24 days ago

Hilarious that Maya and MA share the same last name and VERY different views on COVID.

Admin
Reply to  Ol' Longhorn
23 days ago

Stop contributing to the myth that MA’s last name is “Andrews.”

They don’t share the same last name.

Pvdh
Reply to  Ol' Longhorn
23 days ago

As hilarious as one of them having an individual Olympic medal and the other not having one (and also giving up the lead in the medley and having to get bailed out by his team)

Last edited 23 days ago by Pvdh
Darnell Hayes
24 days ago

I think the voting at the house of delegates this year sent a clear message to Hinchey and his entire cast of followers. We do not need more of your “loyal followers” that rubber stamp everything.

Both of these gentlemen were told they were not allowed to participate in any of the pre-election meetings. Thankfully Ira and Clark are “for the members” and not “for Hinchey”

Can we start counting how many Usa Swimming staffers have taken their buyout because they don’t want to deal with Everything going on in Cos Springs

Taa
Reply to  Darnell Hayes
23 days ago

Yeah it’s interesting to hear that they tried to shut them out and they got elected anyway. If they had the 5 swimmers vote with them they would be one shy of a majority. So they should recruit some qualified outsiders to run in the next election and try to shake things up

Grassroots Athletes
22 days ago

Disappointing decision by the House of Delegates that is not athlete centered and not diversity, equity, and inclusion centered. Instead, two old white men who are retreads elected by the House of Delegates.

Bobo
Reply to  Grassroots Athletes
22 days ago

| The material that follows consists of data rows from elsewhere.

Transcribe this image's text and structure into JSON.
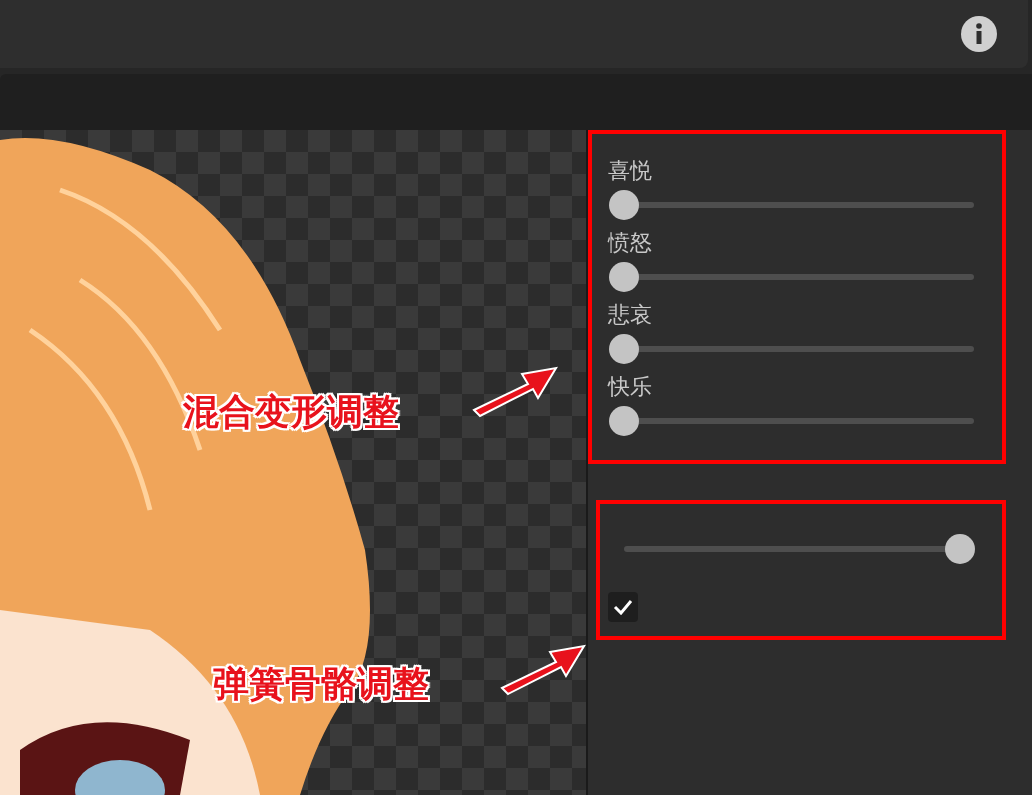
{
  "blend_shapes": [
    {
      "label": "喜悦",
      "level": 0
    },
    {
      "label": "愤怒",
      "level": 0
    },
    {
      "label": "悲哀",
      "level": 0
    },
    {
      "label": "快乐",
      "level": 0
    }
  ],
  "spring_bone": {
    "level": 0.96,
    "checked": true
  },
  "annotations": [
    {
      "text": "混合变形调整"
    },
    {
      "text": "弹簧骨骼调整"
    }
  ]
}
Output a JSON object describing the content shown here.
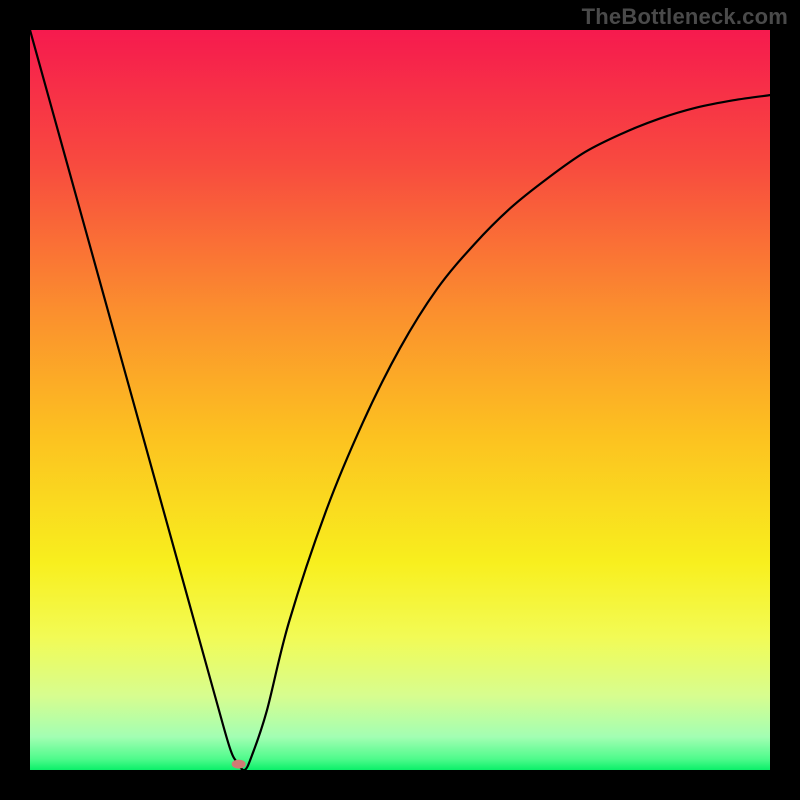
{
  "watermark": "TheBottleneck.com",
  "chart_data": {
    "type": "line",
    "title": "",
    "xlabel": "",
    "ylabel": "",
    "xlim": [
      0,
      100
    ],
    "ylim": [
      0,
      100
    ],
    "grid": false,
    "legend": false,
    "series": [
      {
        "name": "curve",
        "x": [
          0,
          5,
          10,
          15,
          20,
          25,
          27,
          28,
          29,
          30,
          32,
          35,
          40,
          45,
          50,
          55,
          60,
          65,
          70,
          75,
          80,
          85,
          90,
          95,
          100
        ],
        "y": [
          100,
          82,
          64,
          46,
          28,
          10,
          3,
          1,
          0,
          2,
          8,
          20,
          35,
          47,
          57,
          65,
          71,
          76,
          80,
          83.5,
          86,
          88,
          89.5,
          90.5,
          91.2
        ]
      }
    ],
    "marker": {
      "x": 28.2,
      "y": 0.8,
      "color": "#cf7c74",
      "rx": 7,
      "ry": 4.5
    },
    "background_gradient": {
      "stops": [
        {
          "pos": 0.0,
          "color": "#f61a4e"
        },
        {
          "pos": 0.18,
          "color": "#f84a3f"
        },
        {
          "pos": 0.38,
          "color": "#fb8f2e"
        },
        {
          "pos": 0.55,
          "color": "#fcc220"
        },
        {
          "pos": 0.72,
          "color": "#f8ef1e"
        },
        {
          "pos": 0.82,
          "color": "#f2fb55"
        },
        {
          "pos": 0.9,
          "color": "#d7fd8f"
        },
        {
          "pos": 0.955,
          "color": "#a3feb3"
        },
        {
          "pos": 0.985,
          "color": "#4ffb8c"
        },
        {
          "pos": 1.0,
          "color": "#0bef69"
        }
      ]
    }
  }
}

You’ve got to be kidding me grassroots. Have you even met either of these two? I have, and they have the best interest of the sport top to bottom in mind, not their own. You’d probably like the inmates to run the asylum.